    - Chris Killik was great as Judas and he did a good job in making the frustration of the character believable. His suicide scene was one of the – if not *the* - most brutal piece of stage drama I have ever witnessed and I think my wife was genuinely shocked about it. However, my vote for the best “Heaven on their Minds” still goes for Carl Anderson (the only good thing in that otherwise forgettable movie).
    - I had some difficulties to swallow Anna-Maria Hallgarn’s Mary Magdalene at first but towards the end I started to like her quite a lot – she had quite convicting aura of a prostitute that has already seen her best days... She also managed to carry the interesting minimalist arrangement of “I Don’t Know How to Love Him” with great dignity.
    - Didn’t like Waltteri Torikka’s Pilate. The guy got a great voice but I didn’t like such operatic style in this context and his interpretation of Pilate was way too vulgar for my taste. Antti Valinkainen still remains my favorite :-)
    - I think the ensemble was used quite effectively to build up the general vibe of each scene. And oh boy, weren’t those girls hot :-)
    - Adding the crowd noise to “39 Slashes” unfortunately broke the holy trinity of hypnotic riff, Pilate and slashes...
    - The overall sound was and bit unbalanced and muddy (might have something to do being seated on the second row which might have put me inside the PA, so it might have sounded better farther back).
    - At times it was very raw and disturbing and as Siiri mentioned, the feverish pace doesn't let the spectator from the grip even for a second.

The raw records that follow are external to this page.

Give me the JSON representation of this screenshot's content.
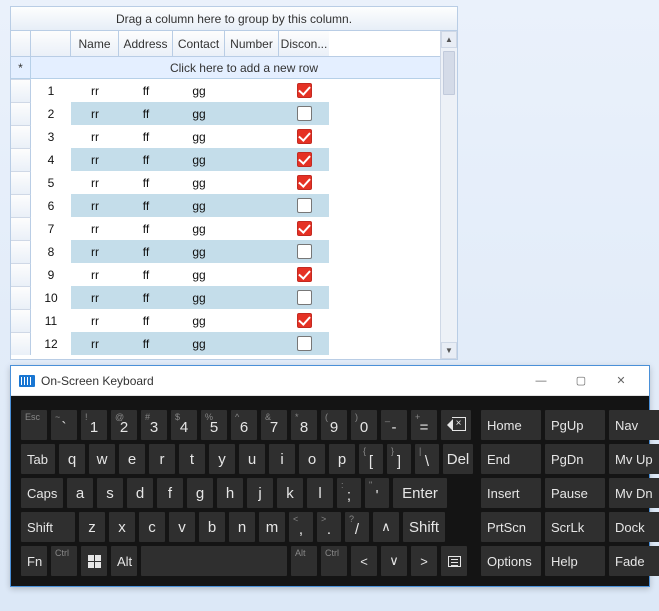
{
  "grid": {
    "group_hint": "Drag a column here to group by this column.",
    "new_row_hint": "Click here to add a new row",
    "new_row_indicator": "*",
    "columns": [
      "Name",
      "Address",
      "Contact",
      "Number",
      "Discon..."
    ],
    "rows": [
      {
        "n": "1",
        "name": "rr",
        "addr": "ff",
        "contact": "gg",
        "number": "",
        "disc": true
      },
      {
        "n": "2",
        "name": "rr",
        "addr": "ff",
        "contact": "gg",
        "number": "",
        "disc": false
      },
      {
        "n": "3",
        "name": "rr",
        "addr": "ff",
        "contact": "gg",
        "number": "",
        "disc": true
      },
      {
        "n": "4",
        "name": "rr",
        "addr": "ff",
        "contact": "gg",
        "number": "",
        "disc": true
      },
      {
        "n": "5",
        "name": "rr",
        "addr": "ff",
        "contact": "gg",
        "number": "",
        "disc": true
      },
      {
        "n": "6",
        "name": "rr",
        "addr": "ff",
        "contact": "gg",
        "number": "",
        "disc": false
      },
      {
        "n": "7",
        "name": "rr",
        "addr": "ff",
        "contact": "gg",
        "number": "",
        "disc": true
      },
      {
        "n": "8",
        "name": "rr",
        "addr": "ff",
        "contact": "gg",
        "number": "",
        "disc": false
      },
      {
        "n": "9",
        "name": "rr",
        "addr": "ff",
        "contact": "gg",
        "number": "",
        "disc": true
      },
      {
        "n": "10",
        "name": "rr",
        "addr": "ff",
        "contact": "gg",
        "number": "",
        "disc": false
      },
      {
        "n": "11",
        "name": "rr",
        "addr": "ff",
        "contact": "gg",
        "number": "",
        "disc": true
      },
      {
        "n": "12",
        "name": "rr",
        "addr": "ff",
        "contact": "gg",
        "number": "",
        "disc": false
      }
    ]
  },
  "osk": {
    "title": "On-Screen Keyboard",
    "row1": [
      {
        "sup": "Esc",
        "sub": ""
      },
      {
        "sup": "~",
        "sub": "`"
      },
      {
        "sup": "!",
        "sub": "1"
      },
      {
        "sup": "@",
        "sub": "2"
      },
      {
        "sup": "#",
        "sub": "3"
      },
      {
        "sup": "$",
        "sub": "4"
      },
      {
        "sup": "%",
        "sub": "5"
      },
      {
        "sup": "^",
        "sub": "6"
      },
      {
        "sup": "&",
        "sub": "7"
      },
      {
        "sup": "*",
        "sub": "8"
      },
      {
        "sup": "(",
        "sub": "9"
      },
      {
        "sup": ")",
        "sub": "0"
      },
      {
        "sup": "_",
        "sub": "-"
      },
      {
        "sup": "+",
        "sub": "="
      },
      {
        "sup": "",
        "sub": "",
        "icon": "bksp"
      }
    ],
    "row2_lead": "Tab",
    "row2": [
      "q",
      "w",
      "e",
      "r",
      "t",
      "y",
      "u",
      "i",
      "o",
      "p"
    ],
    "row2_tail": [
      {
        "sup": "{",
        "sub": "["
      },
      {
        "sup": "}",
        "sub": "]"
      },
      {
        "sup": "|",
        "sub": "\\"
      }
    ],
    "row2_end": "Del",
    "row3_lead": "Caps",
    "row3": [
      "a",
      "s",
      "d",
      "f",
      "g",
      "h",
      "j",
      "k",
      "l"
    ],
    "row3_tail": [
      {
        "sup": ":",
        "sub": ";"
      },
      {
        "sup": "\"",
        "sub": "'"
      }
    ],
    "row3_end": "Enter",
    "row4_lead": "Shift",
    "row4": [
      "z",
      "x",
      "c",
      "v",
      "b",
      "n",
      "m"
    ],
    "row4_tail": [
      {
        "sup": "<",
        "sub": ","
      },
      {
        "sup": ">",
        "sub": "."
      },
      {
        "sup": "?",
        "sub": "/"
      }
    ],
    "row4_up": "∧",
    "row4_end": "Shift",
    "row5": {
      "fn": "Fn",
      "ctrl": "Ctrl",
      "alt": "Alt",
      "altgr": "Alt",
      "ctrlr": "Ctrl",
      "left": "<",
      "down": "∨",
      "right": ">"
    },
    "side": [
      [
        "Home",
        "PgUp",
        "Nav"
      ],
      [
        "End",
        "PgDn",
        "Mv Up"
      ],
      [
        "Insert",
        "Pause",
        "Mv Dn"
      ],
      [
        "PrtScn",
        "ScrLk",
        "Dock"
      ],
      [
        "Options",
        "Help",
        "Fade"
      ]
    ]
  }
}
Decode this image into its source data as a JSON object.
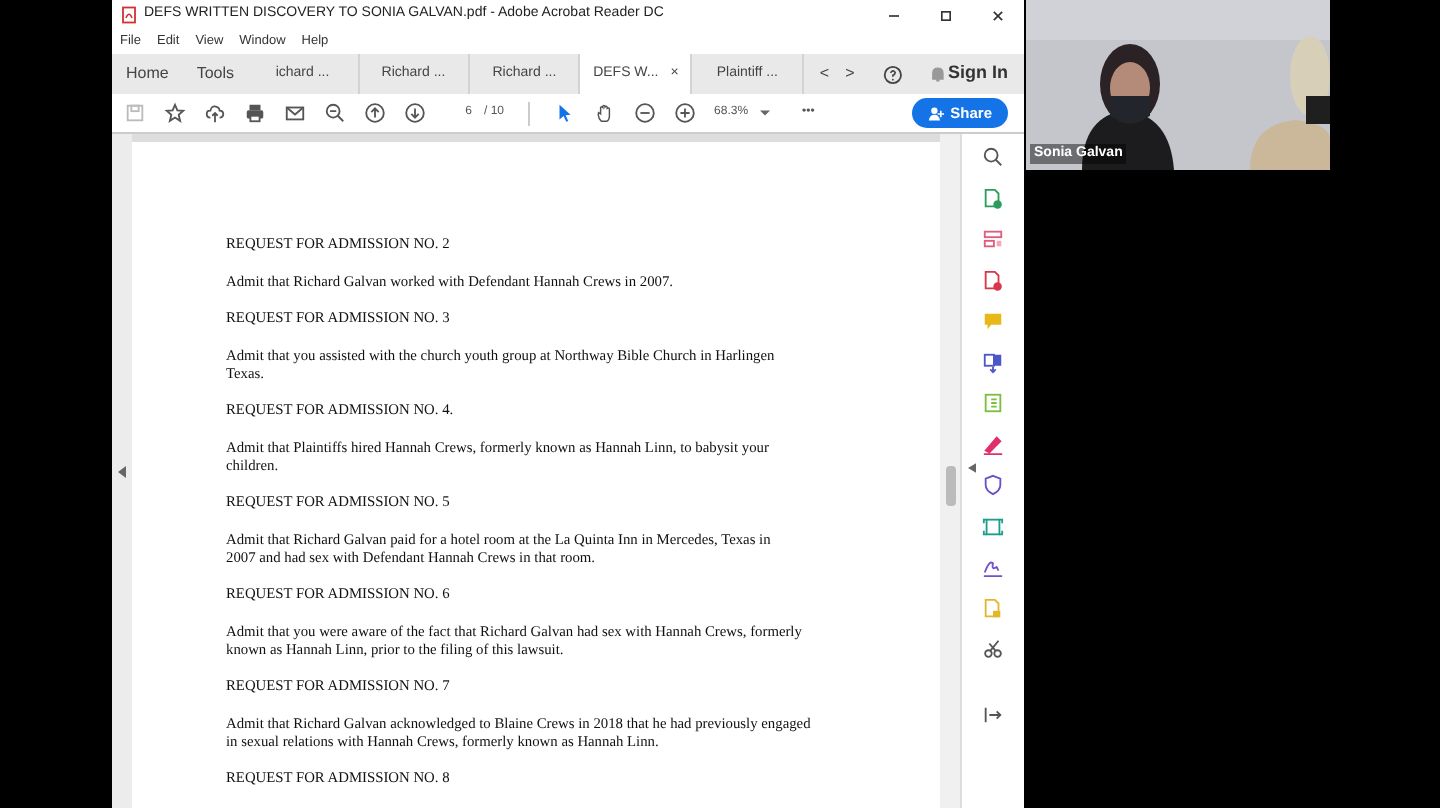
{
  "window": {
    "title": "DEFS WRITTEN DISCOVERY TO SONIA GALVAN.pdf - Adobe Acrobat Reader DC"
  },
  "menu": [
    "File",
    "Edit",
    "View",
    "Window",
    "Help"
  ],
  "tabs": [
    {
      "label": "Home",
      "kind": "nav",
      "selected": false
    },
    {
      "label": "Tools",
      "kind": "nav",
      "selected": false
    },
    {
      "label": "ichard ...",
      "kind": "doc",
      "selected": false
    },
    {
      "label": "Richard ...",
      "kind": "doc",
      "selected": false
    },
    {
      "label": "Richard ...",
      "kind": "doc",
      "selected": false
    },
    {
      "label": "DEFS W...",
      "kind": "doc",
      "selected": true,
      "close": "×"
    },
    {
      "label": "Plaintiff ...",
      "kind": "doc",
      "selected": false
    }
  ],
  "tab_arrows": [
    "<",
    ">"
  ],
  "sign_in": "Sign In",
  "toolbar": {
    "save_disabled": true,
    "tools": [
      {
        "kind": "star"
      },
      {
        "kind": "upload"
      },
      {
        "kind": "print"
      },
      {
        "kind": "mail"
      },
      {
        "kind": "zoom-search"
      },
      {
        "kind": "up"
      },
      {
        "kind": "down"
      }
    ],
    "modes": [
      {
        "kind": "pointer",
        "selected": true
      },
      {
        "kind": "hand",
        "selected": false
      }
    ],
    "zoom_tools": [
      {
        "kind": "minus"
      },
      {
        "kind": "plus"
      }
    ],
    "page_current": "6",
    "page_total": "/ 10",
    "zoom_value": "68.3%",
    "more": "•••",
    "share": "Share"
  },
  "document": {
    "requests": [
      {
        "heading": "REQUEST FOR ADMISSION NO. 2",
        "body": [
          "Admit that Richard Galvan worked with Defendant Hannah Crews in 2007."
        ]
      },
      {
        "heading": "REQUEST FOR ADMISSION NO. 3",
        "body": [
          "Admit that you assisted with the church youth group at Northway Bible Church in Harlingen",
          "Texas."
        ]
      },
      {
        "heading": "REQUEST FOR ADMISSION NO. 4.",
        "body": [
          "Admit that Plaintiffs hired Hannah Crews, formerly known as Hannah Linn, to babysit your",
          "children."
        ]
      },
      {
        "heading": "REQUEST FOR ADMISSION NO. 5",
        "body": [
          "Admit that Richard Galvan paid for a hotel room at the La Quinta Inn in Mercedes, Texas in",
          "2007 and had sex with Defendant Hannah Crews in that room."
        ]
      },
      {
        "heading": "REQUEST FOR ADMISSION NO. 6",
        "body": [
          "Admit that you were aware of the fact that Richard Galvan had sex with Hannah Crews, formerly",
          "known as Hannah Linn, prior to the filing of this lawsuit."
        ]
      },
      {
        "heading": "REQUEST FOR ADMISSION NO. 7",
        "body": [
          "Admit that Richard Galvan acknowledged to Blaine Crews in 2018 that he had previously engaged",
          "in sexual relations with Hannah Crews, formerly known as Hannah Linn."
        ]
      },
      {
        "heading": "REQUEST FOR ADMISSION NO. 8"
      }
    ]
  },
  "right_tools": [
    {
      "kind": "search"
    },
    {
      "kind": "export"
    },
    {
      "kind": "organize"
    },
    {
      "kind": "create"
    },
    {
      "kind": "comment"
    },
    {
      "kind": "combine"
    },
    {
      "kind": "edit"
    },
    {
      "kind": "fill"
    },
    {
      "kind": "protect"
    },
    {
      "kind": "scan"
    },
    {
      "kind": "sign"
    },
    {
      "kind": "compress"
    },
    {
      "kind": "more-tools"
    },
    {
      "kind": "collapse"
    }
  ],
  "video": {
    "kind": "picture",
    "name": "Sonia Galvan"
  }
}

  2. Hey!
    Its the best musical i´ve seen on stage! Alex is a lovely and handsome jesus, chris killik, wow. AnnaMaria as maria is stung. what a voice!

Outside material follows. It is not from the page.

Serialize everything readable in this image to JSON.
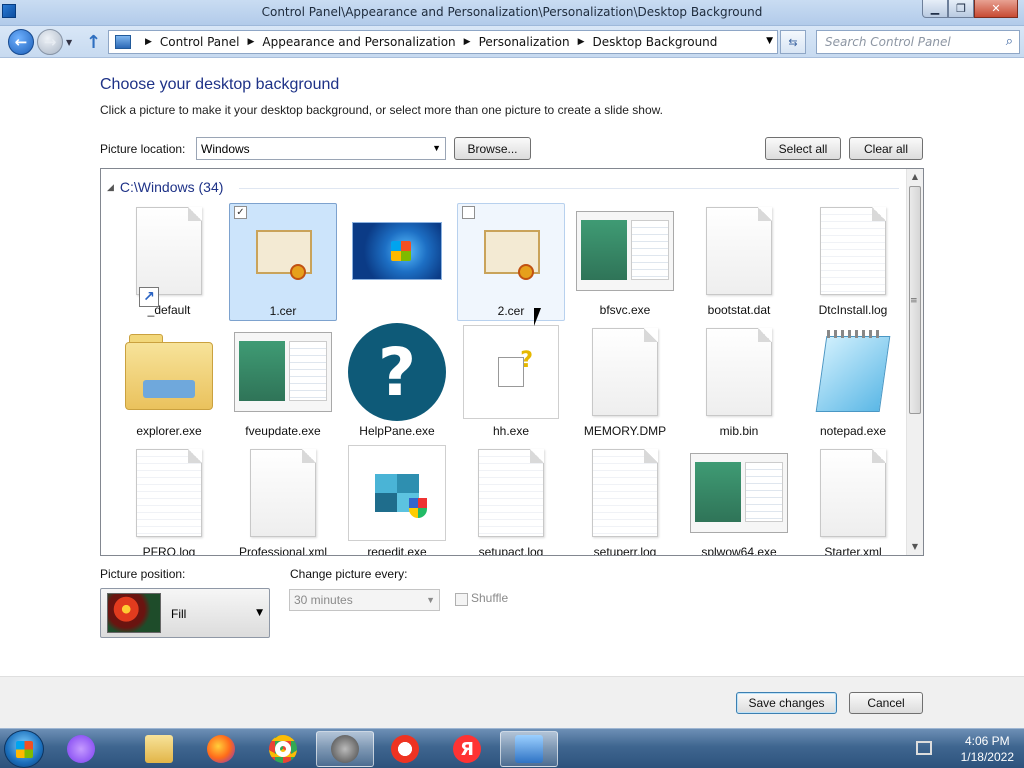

    I love the stage, the dance, everything. Actually the ensemble is my absolutely favorite: Jenna Ahran, Marcus Helmer Gustavsson and Tord Hansson is the best of them all. They are sharp, intense and explosive.
    Im going to see it next week and sitting on the front row, can´t wait to see the flirting Marcus Helmer Gustafsson dance in Superstar! Im in love!

    What do you think about the ensemble people? Any favorite?

    1. Fellow fans high five! :D

      I already touched upon this elsewhere, but I'll mention it here too: I'm afraid I don't have any favourites in the ensemble – yet. I've been so amazed by the leading performances and felt there is so much for me to see there that I haven't so far really paid the ensemble my full attention. They do a great job as a whole, I've certainly noticed that, but I don't really have an opinion on individual ensemble members. But! Give me a couple times more in the audience and I suspect I'll have my own list of ensemble favourites, too...

      Have fun in the front row!!